YOUR ASSIGNMENT:
Exact reproduction of all the data is needed.

DATA PROVIDED:
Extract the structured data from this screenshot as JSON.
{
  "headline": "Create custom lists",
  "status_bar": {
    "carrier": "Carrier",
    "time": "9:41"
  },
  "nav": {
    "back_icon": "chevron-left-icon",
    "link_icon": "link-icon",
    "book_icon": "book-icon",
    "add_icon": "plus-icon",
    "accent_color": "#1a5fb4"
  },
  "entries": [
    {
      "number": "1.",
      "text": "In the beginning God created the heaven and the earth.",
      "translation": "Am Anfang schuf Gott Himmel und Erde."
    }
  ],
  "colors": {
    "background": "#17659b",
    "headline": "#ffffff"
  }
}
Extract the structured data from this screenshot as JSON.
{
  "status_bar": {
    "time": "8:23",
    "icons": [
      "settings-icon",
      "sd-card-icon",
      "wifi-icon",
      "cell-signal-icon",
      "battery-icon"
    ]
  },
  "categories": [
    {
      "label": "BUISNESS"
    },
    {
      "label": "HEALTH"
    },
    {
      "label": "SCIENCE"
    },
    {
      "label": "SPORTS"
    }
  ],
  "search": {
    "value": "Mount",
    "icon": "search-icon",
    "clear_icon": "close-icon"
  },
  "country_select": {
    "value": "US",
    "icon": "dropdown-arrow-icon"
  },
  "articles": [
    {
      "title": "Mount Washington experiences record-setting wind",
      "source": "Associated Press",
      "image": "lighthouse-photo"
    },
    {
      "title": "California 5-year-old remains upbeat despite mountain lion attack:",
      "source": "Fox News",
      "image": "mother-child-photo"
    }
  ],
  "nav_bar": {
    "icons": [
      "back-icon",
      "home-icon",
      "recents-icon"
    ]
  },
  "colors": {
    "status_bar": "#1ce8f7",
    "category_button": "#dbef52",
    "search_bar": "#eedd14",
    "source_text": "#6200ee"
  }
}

TASK RESPONSE:
Extract the structured data from this screenshot as JSON.
{
  "headline": "Create custom lists",
  "status_bar": {
    "carrier": "Carrier",
    "time": "9:41"
  },
  "nav": {
    "back_icon": "chevron-left-icon",
    "link_icon": "link-icon",
    "book_icon": "book-icon",
    "add_icon": "plus-icon",
    "accent_color": "#1a5fb4"
  },
  "entries": [
    {
      "number": "1.",
      "text": "In the beginning God created the heaven and the earth.",
      "translation": "Am Anfang schuf Gott Himmel und Erde."
    }
  ],
  "colors": {
    "background": "#17659b",
    "headline": "#ffffff"
  }
}
Extract the structured data from this screenshot as JSON.
{
  "status_bar": {
    "time": "8:23",
    "icons": [
      "settings-icon",
      "sd-card-icon",
      "wifi-icon",
      "cell-signal-icon",
      "battery-icon"
    ]
  },
  "categories": [
    {
      "label": "BUISNESS"
    },
    {
      "label": "HEALTH"
    },
    {
      "label": "SCIENCE"
    },
    {
      "label": "SPORTS"
    }
  ],
  "search": {
    "value": "Mount",
    "icon": "search-icon",
    "clear_icon": "close-icon"
  },
  "country_select": {
    "value": "US",
    "icon": "dropdown-arrow-icon"
  },
  "articles": [
    {
      "title": "Mount Washington experiences record-setting wind",
      "source": "Associated Press",
      "image": "lighthouse-photo"
    },
    {
      "title": "California 5-year-old remains upbeat despite mountain lion attack:",
      "source": "Fox News",
      "image": "mother-child-photo"
    }
  ],
  "nav_bar": {
    "icons": [
      "back-icon",
      "home-icon",
      "recents-icon"
    ]
  },
  "colors": {
    "status_bar": "#1ce8f7",
    "category_button": "#dbef52",
    "search_bar": "#eedd14",
    "source_text": "#6200ee"
  }
}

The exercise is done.